◆ Exercise goal ◆
Among the records below, find the lines with the word "type" and copy them.

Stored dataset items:
---
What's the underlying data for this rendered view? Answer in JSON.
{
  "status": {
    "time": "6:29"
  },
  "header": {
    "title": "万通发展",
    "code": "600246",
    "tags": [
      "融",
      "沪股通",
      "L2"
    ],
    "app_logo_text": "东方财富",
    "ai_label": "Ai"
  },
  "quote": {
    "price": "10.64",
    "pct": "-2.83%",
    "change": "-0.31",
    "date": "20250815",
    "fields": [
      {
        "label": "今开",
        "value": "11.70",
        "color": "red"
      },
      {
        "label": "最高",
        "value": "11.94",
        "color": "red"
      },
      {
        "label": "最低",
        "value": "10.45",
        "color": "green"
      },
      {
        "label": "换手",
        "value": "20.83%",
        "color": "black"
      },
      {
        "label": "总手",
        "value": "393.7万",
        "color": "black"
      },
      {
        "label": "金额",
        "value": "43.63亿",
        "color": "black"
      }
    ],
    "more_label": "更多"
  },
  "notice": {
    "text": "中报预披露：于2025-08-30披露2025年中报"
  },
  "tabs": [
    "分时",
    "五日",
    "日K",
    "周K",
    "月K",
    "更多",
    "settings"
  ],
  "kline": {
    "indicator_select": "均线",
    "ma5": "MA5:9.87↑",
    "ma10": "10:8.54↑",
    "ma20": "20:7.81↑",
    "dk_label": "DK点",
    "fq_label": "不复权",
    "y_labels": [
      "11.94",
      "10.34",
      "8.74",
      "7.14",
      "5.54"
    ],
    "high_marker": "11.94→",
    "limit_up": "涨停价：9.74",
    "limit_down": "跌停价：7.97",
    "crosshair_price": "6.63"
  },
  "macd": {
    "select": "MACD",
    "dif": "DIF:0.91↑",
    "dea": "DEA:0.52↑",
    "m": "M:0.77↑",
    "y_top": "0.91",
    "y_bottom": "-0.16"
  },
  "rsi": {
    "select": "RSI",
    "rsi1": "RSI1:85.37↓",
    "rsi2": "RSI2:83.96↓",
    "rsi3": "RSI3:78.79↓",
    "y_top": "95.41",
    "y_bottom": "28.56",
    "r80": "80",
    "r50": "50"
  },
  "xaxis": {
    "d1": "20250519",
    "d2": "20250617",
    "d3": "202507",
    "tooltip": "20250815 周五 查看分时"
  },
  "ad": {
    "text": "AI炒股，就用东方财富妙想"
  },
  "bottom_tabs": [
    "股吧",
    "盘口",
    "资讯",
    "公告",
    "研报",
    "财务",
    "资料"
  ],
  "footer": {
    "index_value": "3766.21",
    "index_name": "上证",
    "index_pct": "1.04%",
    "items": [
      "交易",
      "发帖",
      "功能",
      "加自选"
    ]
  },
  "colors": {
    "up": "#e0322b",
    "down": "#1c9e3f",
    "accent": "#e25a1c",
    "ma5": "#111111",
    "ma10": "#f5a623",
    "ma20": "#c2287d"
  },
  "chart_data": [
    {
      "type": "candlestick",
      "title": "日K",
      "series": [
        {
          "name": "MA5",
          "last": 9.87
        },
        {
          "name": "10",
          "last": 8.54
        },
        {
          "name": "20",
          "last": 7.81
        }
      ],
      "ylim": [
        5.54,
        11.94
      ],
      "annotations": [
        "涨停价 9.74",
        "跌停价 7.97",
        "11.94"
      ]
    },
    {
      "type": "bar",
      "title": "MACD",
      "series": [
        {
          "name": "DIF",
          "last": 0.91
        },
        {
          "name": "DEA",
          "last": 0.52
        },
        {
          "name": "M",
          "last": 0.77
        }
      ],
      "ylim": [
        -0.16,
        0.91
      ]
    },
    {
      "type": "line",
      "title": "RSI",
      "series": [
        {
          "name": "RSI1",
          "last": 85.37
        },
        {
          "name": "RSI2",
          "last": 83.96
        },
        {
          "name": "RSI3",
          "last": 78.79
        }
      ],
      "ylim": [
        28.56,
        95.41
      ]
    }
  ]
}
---
◆ Answer to this problem ◆
      "type": "candlestick",
      "type": "bar",
      "type": "line",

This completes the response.